Kelsey L. Whittier


G-Protein Coupled Receptor Expression in Medulloblastoma Subgroups: Identifying and Exploiting Molecular Targets


Medulloblastoma (MB) is the most common malignant brain tumor in children. These tumors arise exclusively in the cerebellum, and represent dysregulation of cerebellar developmental pathways.  Recent genetic profiling has identified 4-5 tumor subtypes; each subtype is characterized by different initiating mutations, genetic and clinical profiles, and prognoses. The two most well-defined subtypes are characterized by overactive, uncontrolled signaling in one of two signal transduction pathways that control proliferation and migration of precursor cells in the cerebellum: the SHH- Patched- Smoothened pathway and the WNT- Frizzled- β-catenin pathway.  Mouse models of these two subtypes have been developed; the ND2:SmoA1 mouse recapitulates human SHH-driven MB, while the Cttnb1-mutant mouse mimics the WNT-subtype of MB.  We hypothesize that groups of human MB tumors will emerge based on differences in G-protein coupled receptor (GPCR) expression patterns and that these groups will correlate to the known MB subtypes.  GPCRs are key regulators and points of control in both the SHH and WNT signal transduction pathways, as well as a large number of other signaling pathways.   GPCRs also possess characteristics that make them ideal targets for molecular imaging and therapeutics; including that they are membrane-bound, their ligands bind with high affinity and specificity, and that the receptor-ligand complex is endocytosed carrying the ligand into the tumor cell.
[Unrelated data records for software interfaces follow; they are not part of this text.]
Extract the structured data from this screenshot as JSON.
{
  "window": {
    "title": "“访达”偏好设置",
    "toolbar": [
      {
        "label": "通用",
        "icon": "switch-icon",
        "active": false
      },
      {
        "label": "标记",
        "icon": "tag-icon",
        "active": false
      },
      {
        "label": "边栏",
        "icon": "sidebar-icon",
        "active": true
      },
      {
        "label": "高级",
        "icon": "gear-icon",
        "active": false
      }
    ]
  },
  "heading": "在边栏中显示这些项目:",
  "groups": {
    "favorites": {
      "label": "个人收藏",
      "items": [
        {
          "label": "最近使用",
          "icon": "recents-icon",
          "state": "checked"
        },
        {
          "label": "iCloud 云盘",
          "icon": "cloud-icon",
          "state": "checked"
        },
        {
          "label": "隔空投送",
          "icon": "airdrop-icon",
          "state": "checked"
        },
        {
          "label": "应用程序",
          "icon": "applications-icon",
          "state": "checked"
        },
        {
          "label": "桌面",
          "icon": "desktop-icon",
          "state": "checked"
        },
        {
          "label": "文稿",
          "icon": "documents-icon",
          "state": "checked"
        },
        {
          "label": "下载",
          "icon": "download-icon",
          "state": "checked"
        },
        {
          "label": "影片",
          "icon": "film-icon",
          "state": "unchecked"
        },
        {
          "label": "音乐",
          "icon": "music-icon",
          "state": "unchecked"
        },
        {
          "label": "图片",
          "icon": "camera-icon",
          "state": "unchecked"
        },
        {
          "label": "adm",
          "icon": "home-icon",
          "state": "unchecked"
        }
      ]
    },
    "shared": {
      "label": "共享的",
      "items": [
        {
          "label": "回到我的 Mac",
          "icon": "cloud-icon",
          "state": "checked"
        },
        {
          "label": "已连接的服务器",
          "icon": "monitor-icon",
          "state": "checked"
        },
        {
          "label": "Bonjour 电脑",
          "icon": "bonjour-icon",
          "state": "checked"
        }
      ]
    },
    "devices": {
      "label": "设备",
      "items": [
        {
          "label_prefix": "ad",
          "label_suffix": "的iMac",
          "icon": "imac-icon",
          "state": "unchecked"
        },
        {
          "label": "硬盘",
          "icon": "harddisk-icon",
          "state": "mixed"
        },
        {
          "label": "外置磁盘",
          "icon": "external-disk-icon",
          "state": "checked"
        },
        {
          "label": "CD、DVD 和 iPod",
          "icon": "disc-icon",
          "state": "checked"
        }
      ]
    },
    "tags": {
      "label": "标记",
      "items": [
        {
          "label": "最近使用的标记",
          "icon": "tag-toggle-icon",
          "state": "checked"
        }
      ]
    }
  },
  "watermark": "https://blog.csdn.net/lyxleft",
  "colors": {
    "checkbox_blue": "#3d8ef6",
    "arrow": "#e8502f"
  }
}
While expression patterns of many proteins in human MB subtypes have been discerned, the expression pattern of GPCRs in MB has not been investigated.  My work thus far has shown that sub-groups of human MB tumors emerge based solely on differential GPCR expression patterns. Further, immunohistochemical analysis to differentiate the known MB subtypes demonstrates a high correlation between our GPCR expression-based groups and the known MB subtypes.  Differential GPCR expression patterns could lead to the identification of GPCRs with potential to act as targets for both imaging and therapeutics.  With this overall goal in mind, the development of targeted agents is largely dependent on accurate mouse models of the MB subtypes.  GPCR expression data from tumors of the ND2:SmoA1 and Ctnnb1-mutant mice has shown significantly different GPCR expression patterns, as compared to cerebellum of age-matched murine controls.   Additionally, certain over-expressed GPCRs in these mouse models are consistent with those observed to be over-expressed in sub-groups of human MB.  The next step in my project will be to develop a PET imaging agent that targets key over-expressed GPCRs in specific sub-types of medulloblastoma.

Recent publications

Dept. Obstetrics and Gynecology, Washington University
Kelsey L. Whittier
Sammamish, WA
Sue O'Dorisio